Problem description
Your answer must be the records below, given again exactly, with no pictures in it.

══ Material provided ══

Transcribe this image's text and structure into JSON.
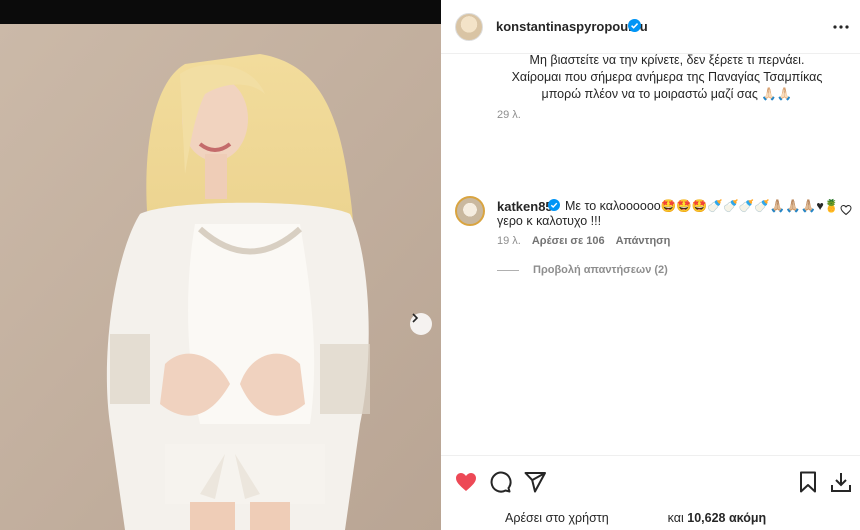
{
  "post": {
    "username": "konstantinaspyropoulou",
    "caption_lines": [
      "Μη βιαστείτε να την κρίνετε, δεν ξέρετε τι περνάει.",
      "Χαίρομαι που σήμερα ανήμερα της Παναγίας Τσαμπίκας",
      "μπορώ πλέον να το μοιραστώ μαζί σας 🙏🏻🙏🏻"
    ],
    "caption_time": "29 λ."
  },
  "comment": {
    "username": "katken85",
    "text_line1": "Με το καλοοοοοο🤩🤩🤩🍼🍼🍼🍼🙏🏼🙏🏼🙏🏼♥🍍",
    "text_line2": "γερο κ καλοτυχο !!!",
    "time": "19 λ.",
    "likes": "Αρέσει σε 106",
    "reply": "Απάντηση",
    "view_replies": "Προβολή απαντήσεων (2)"
  },
  "footer": {
    "likes_prefix": "Αρέσει στο χρήστη",
    "likes_and": "και",
    "likes_count": "10,628 ακόμη"
  },
  "colors": {
    "like_red": "#ed4956",
    "verified_blue": "#0095f6",
    "photo_bg": "#c8b6a6"
  },
  "icons": [
    "verified-icon",
    "more-icon",
    "chevron-right-icon",
    "heart-icon",
    "comment-icon",
    "share-icon",
    "bookmark-icon",
    "download-icon"
  ]
}
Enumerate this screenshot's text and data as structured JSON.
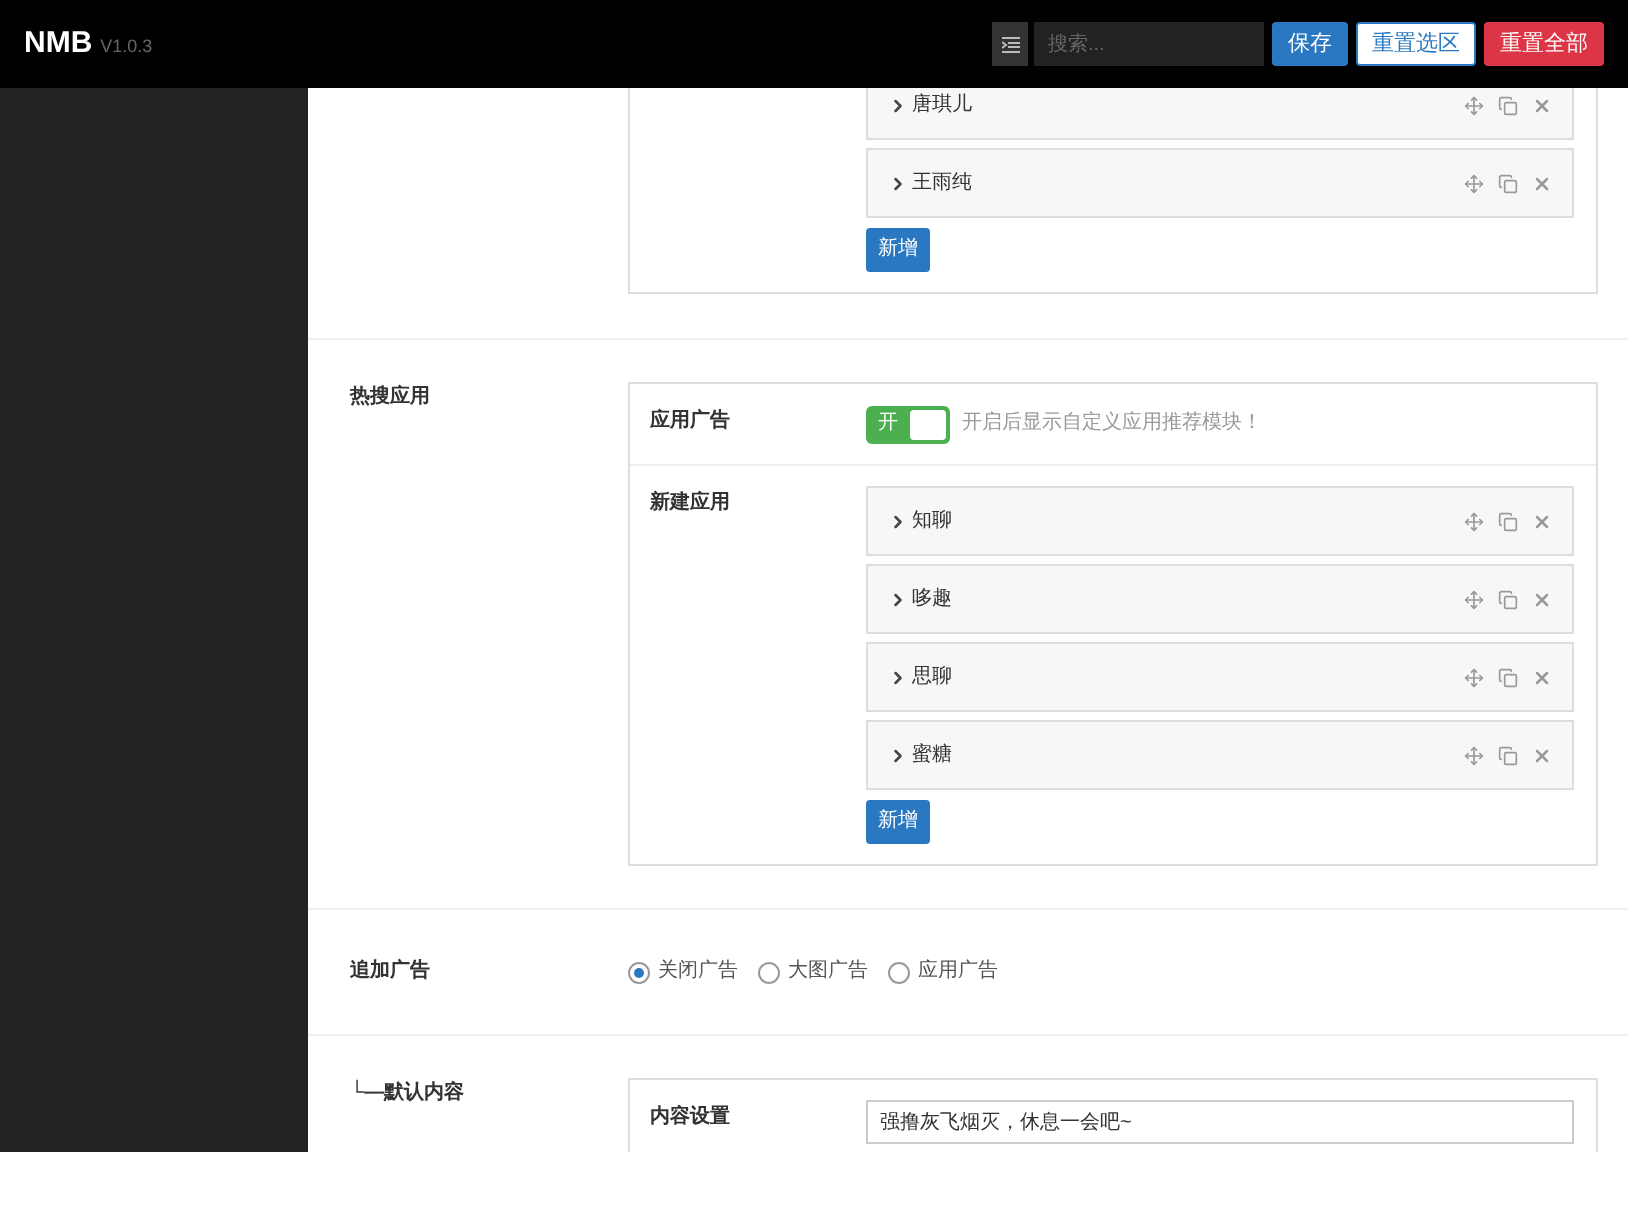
{
  "header": {
    "logo": "NMB",
    "version": "V1.0.3",
    "search": {
      "placeholder": "搜索..."
    },
    "buttons": [
      {
        "label": "保存",
        "kind": "primary"
      },
      {
        "label": "重置选区",
        "kind": "outline"
      },
      {
        "label": "重置全部",
        "kind": "danger"
      }
    ]
  },
  "sections": [
    {
      "kind": "panel",
      "rows": [
        {
          "kind": "list",
          "items": [
            {
              "label": "唐琪儿"
            },
            {
              "label": "王雨纯"
            }
          ],
          "add_button": "新增"
        }
      ]
    },
    {
      "kind": "panel",
      "label": "热搜应用",
      "rows": [
        {
          "kind": "toggle",
          "label": "应用广告",
          "on": true,
          "toggle_text": "开",
          "hint": "开启后显示自定义应用推荐模块！"
        },
        {
          "kind": "list",
          "label": "新建应用",
          "items": [
            {
              "label": "知聊"
            },
            {
              "label": "哆趣"
            },
            {
              "label": "思聊"
            },
            {
              "label": "蜜糖"
            }
          ],
          "add_button": "新增"
        }
      ]
    },
    {
      "kind": "radio",
      "label": "追加广告",
      "options": [
        {
          "label": "关闭广告",
          "selected": true
        },
        {
          "label": "大图广告",
          "selected": false
        },
        {
          "label": "应用广告",
          "selected": false
        }
      ]
    },
    {
      "kind": "panel",
      "label": "└—默认内容",
      "rows": [
        {
          "kind": "text",
          "label": "内容设置",
          "value": "强撸灰飞烟灭，休息一会吧~"
        }
      ]
    }
  ]
}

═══

Problem solution
Transcribe this image's text and structure into JSON.
{
  "post": {
    "username": "konstantinaspyropoulou",
    "caption_lines": [
      "Μη βιαστείτε να την κρίνετε, δεν ξέρετε τι περνάει.",
      "Χαίρομαι που σήμερα ανήμερα της Παναγίας Τσαμπίκας",
      "μπορώ πλέον να το μοιραστώ μαζί σας 🙏🏻🙏🏻"
    ],
    "caption_time": "29 λ."
  },
  "comment": {
    "username": "katken85",
    "text_line1": "Με το καλοοοοοο🤩🤩🤩🍼🍼🍼🍼🙏🏼🙏🏼🙏🏼♥🍍",
    "text_line2": "γερο κ καλοτυχο !!!",
    "time": "19 λ.",
    "likes": "Αρέσει σε 106",
    "reply": "Απάντηση",
    "view_replies": "Προβολή απαντήσεων (2)"
  },
  "footer": {
    "likes_prefix": "Αρέσει στο χρήστη",
    "likes_and": "και",
    "likes_count": "10,628 ακόμη"
  },
  "colors": {
    "like_red": "#ed4956",
    "verified_blue": "#0095f6",
    "photo_bg": "#c8b6a6"
  },
  "icons": [
    "verified-icon",
    "more-icon",
    "chevron-right-icon",
    "heart-icon",
    "comment-icon",
    "share-icon",
    "bookmark-icon",
    "download-icon"
  ]
}
Enumerate this screenshot's text and data as structured JSON.
{
  "header": {
    "logo": "NMB",
    "version": "V1.0.3",
    "search": {
      "placeholder": "搜索..."
    },
    "buttons": [
      {
        "label": "保存",
        "kind": "primary"
      },
      {
        "label": "重置选区",
        "kind": "outline"
      },
      {
        "label": "重置全部",
        "kind": "danger"
      }
    ]
  },
  "sections": [
    {
      "kind": "panel",
      "rows": [
        {
          "kind": "list",
          "items": [
            {
              "label": "唐琪儿"
            },
            {
              "label": "王雨纯"
            }
          ],
          "add_button": "新增"
        }
      ]
    },
    {
      "kind": "panel",
      "label": "热搜应用",
      "rows": [
        {
          "kind": "toggle",
          "label": "应用广告",
          "on": true,
          "toggle_text": "开",
          "hint": "开启后显示自定义应用推荐模块！"
        },
        {
          "kind": "list",
          "label": "新建应用",
          "items": [
            {
              "label": "知聊"
            },
            {
              "label": "哆趣"
            },
            {
              "label": "思聊"
            },
            {
              "label": "蜜糖"
            }
          ],
          "add_button": "新增"
        }
      ]
    },
    {
      "kind": "radio",
      "label": "追加广告",
      "options": [
        {
          "label": "关闭广告",
          "selected": true
        },
        {
          "label": "大图广告",
          "selected": false
        },
        {
          "label": "应用广告",
          "selected": false
        }
      ]
    },
    {
      "kind": "panel",
      "label": "└—默认内容",
      "rows": [
        {
          "kind": "text",
          "label": "内容设置",
          "value": "强撸灰飞烟灭，休息一会吧~"
        }
      ]
    }
  ]
}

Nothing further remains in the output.